It takes a lot of effort to develop a workable plan. But having a roadmap that works all the way is the best way to get our CPA title.
Before you jump straight into college, do your research on CPA education requirements. This step could save you a lot of hassles down the road. To help, I have an entire article devoted to CPA pass rates by school.
The CPA application can be an exceedingly complicated process, and the outcome often depends on your unique educational background and situation. I would love to help as much as I can, but in many cases it is easier and more efficient to do your own research and decide accordingly.
Therefore, I suggest you check out AllLibrary.com, a database that contains the rules and regulations of all state boards regarding the CPA education requirements. Everyone can access the database with a fee. So if you are serious about passing the CPA Exam, I encourage you to narrow down your choice to no more than 5 states, free up half a day to do some research, and buy a 24-hour pass for US$10. It’s worth it.
Remember—your state board of accountancy is here to help you. If you have any questions at all, don’t hesitate to contact your state board to make sure you’re on the right track.
Since so many readers have asked about the CPA education requirements for certain states, I’ve listed out some examples below. As you read through them, you’ll notice some commonalities. After all, most states allow candidates to take the CPA Exam after they have 120 education hours, but 150 hours are needed to obtain the CPA license. Plus, they all require a certain number of hours in specific accounting and business courses.
If your state isn’t listed below, click here for more information.
Like many jurisdictions, Florida has requirements to sit for the exam and the additional requirements to apply for the CPA license.
To sit for the exam, candidates must meet the following Florida CPA education requirements:
Plus, all accounting courses and at least 21 hours of the general business courses must be in upper level classes. Therefore, elementary or introductory accounting courses don’t count toward your count of 24 hours.
And even more, if you have a degree from a non-accredited school, you need another 15 semester hours from a graduate program at an accredited school. Those 15 hours must include 9 hours of graduate-level accounting and 3 hours in graduate-level taxation courses.
But to apply for the CPA license, candidates need:
The CPA California education requirements for a CPA license are as follows:
The “accounting study” courses could be in accounting, business, or skills-based courses like communications or real estate. Furthermore, candidates can substitute a master’s degree in accounting, taxation, or taxation law for the 20 accounting study hours.
In New York, candidates can sit for the CPA Exam with the following:
However, candidates must meet additional requirements to gain the CPA license:
In Nebraska, CPA candidates can sit for the CPA Exam as long as their education is in progress. However, to obtain the CPA license, candidates need:
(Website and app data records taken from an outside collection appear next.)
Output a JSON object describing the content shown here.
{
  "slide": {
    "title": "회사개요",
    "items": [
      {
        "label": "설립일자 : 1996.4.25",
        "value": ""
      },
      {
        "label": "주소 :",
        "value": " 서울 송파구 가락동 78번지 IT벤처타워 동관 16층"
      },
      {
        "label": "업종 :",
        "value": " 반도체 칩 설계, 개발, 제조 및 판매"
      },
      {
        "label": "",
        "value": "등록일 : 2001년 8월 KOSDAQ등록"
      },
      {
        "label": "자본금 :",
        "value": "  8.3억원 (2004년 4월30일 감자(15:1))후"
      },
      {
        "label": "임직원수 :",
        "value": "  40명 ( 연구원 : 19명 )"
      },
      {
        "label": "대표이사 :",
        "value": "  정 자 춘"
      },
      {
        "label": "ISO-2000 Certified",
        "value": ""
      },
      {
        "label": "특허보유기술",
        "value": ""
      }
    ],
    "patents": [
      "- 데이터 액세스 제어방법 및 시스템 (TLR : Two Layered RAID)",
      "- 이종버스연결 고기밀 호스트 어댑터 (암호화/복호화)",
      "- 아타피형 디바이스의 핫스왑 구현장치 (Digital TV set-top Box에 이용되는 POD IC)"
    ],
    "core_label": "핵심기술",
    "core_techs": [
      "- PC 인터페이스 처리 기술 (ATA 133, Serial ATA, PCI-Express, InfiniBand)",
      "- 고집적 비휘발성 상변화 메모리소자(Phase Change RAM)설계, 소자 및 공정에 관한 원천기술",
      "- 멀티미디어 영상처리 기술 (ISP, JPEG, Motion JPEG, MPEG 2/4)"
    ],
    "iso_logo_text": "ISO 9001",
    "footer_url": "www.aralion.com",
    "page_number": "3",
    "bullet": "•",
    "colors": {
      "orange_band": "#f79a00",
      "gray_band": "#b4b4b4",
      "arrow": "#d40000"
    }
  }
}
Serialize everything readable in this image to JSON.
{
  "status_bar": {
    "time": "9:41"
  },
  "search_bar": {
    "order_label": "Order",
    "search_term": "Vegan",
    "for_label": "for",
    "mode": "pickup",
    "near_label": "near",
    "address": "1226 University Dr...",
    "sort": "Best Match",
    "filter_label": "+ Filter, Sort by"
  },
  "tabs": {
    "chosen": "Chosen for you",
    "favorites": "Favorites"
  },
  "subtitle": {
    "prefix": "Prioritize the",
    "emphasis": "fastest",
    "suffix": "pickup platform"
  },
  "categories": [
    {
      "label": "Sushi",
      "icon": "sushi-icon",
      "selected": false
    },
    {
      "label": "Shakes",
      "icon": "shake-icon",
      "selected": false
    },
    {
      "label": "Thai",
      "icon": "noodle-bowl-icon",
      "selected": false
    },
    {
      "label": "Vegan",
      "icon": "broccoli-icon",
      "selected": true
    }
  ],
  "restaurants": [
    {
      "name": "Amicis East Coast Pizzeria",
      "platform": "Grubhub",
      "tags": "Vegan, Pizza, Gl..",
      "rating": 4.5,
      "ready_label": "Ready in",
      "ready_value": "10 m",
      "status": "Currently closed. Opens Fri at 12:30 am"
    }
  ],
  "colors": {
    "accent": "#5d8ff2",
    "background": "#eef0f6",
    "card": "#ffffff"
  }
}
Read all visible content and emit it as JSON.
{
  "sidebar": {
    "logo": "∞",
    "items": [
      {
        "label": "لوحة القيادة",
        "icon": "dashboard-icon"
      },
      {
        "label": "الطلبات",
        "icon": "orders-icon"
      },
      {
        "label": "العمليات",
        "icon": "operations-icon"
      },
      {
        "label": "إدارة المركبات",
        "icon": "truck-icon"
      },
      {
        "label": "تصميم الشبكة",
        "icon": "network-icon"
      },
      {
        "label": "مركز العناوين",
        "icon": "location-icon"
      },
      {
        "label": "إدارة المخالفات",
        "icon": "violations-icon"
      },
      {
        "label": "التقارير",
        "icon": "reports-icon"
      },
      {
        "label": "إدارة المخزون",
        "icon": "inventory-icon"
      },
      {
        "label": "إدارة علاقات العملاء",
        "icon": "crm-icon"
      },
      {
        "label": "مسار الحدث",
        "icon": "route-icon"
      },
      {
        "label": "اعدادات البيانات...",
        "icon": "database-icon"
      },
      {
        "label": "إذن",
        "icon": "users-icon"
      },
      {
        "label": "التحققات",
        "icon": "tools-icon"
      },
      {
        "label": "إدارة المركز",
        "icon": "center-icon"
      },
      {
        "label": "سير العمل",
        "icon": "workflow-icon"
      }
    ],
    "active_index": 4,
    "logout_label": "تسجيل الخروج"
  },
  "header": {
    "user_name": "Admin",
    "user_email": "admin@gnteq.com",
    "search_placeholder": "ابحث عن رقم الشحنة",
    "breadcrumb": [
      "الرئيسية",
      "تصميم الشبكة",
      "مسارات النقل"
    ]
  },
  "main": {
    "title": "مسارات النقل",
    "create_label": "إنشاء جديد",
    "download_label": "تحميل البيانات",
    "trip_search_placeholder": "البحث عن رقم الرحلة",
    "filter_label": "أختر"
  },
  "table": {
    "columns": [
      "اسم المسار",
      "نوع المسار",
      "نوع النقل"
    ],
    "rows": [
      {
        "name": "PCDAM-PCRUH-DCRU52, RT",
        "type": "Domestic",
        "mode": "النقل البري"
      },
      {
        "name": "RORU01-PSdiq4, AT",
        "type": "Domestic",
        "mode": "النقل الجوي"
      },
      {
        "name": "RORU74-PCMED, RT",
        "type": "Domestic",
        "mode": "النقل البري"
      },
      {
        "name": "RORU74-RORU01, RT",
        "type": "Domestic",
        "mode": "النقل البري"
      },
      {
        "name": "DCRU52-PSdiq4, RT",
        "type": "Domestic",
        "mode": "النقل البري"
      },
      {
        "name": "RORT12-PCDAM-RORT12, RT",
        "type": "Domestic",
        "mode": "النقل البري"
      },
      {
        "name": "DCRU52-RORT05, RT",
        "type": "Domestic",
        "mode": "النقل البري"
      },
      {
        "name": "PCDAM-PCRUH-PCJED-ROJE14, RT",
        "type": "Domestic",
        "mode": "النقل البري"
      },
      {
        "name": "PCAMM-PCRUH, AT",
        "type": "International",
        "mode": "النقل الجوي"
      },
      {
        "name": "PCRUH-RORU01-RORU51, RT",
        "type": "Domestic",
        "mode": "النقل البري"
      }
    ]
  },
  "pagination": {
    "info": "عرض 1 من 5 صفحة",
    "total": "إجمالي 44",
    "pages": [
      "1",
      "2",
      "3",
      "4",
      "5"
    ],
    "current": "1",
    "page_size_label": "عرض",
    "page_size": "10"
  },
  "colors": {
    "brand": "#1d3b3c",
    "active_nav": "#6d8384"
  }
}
In Texas, CPA candidates need 150 education hours plus a bachelor’s degree (or higher) from a board-recognized US college or university. Or, if your degree isn’t from an approved institution, the Texas board of accountancy may approve an equivalent education.
In addition, candidates need the following for the CPA license:
I am the author of How to Pass The CPA Exam (published by Wiley), and I also passed all 4 sections of the CPA Exam on my first try. Additionally, I have led webinars, such as for the Institute of Management Accountants, authored featured articles on websites like Going Concern and AccountingWeb, and I'm also the CFO for the charity New Sight. Finally, I have created other accounting certification websites to help mentor non-CPA candidates. I have already mentored thousands of CPA, CMA, CIA, EA, and CFA candidates, and I can help you too!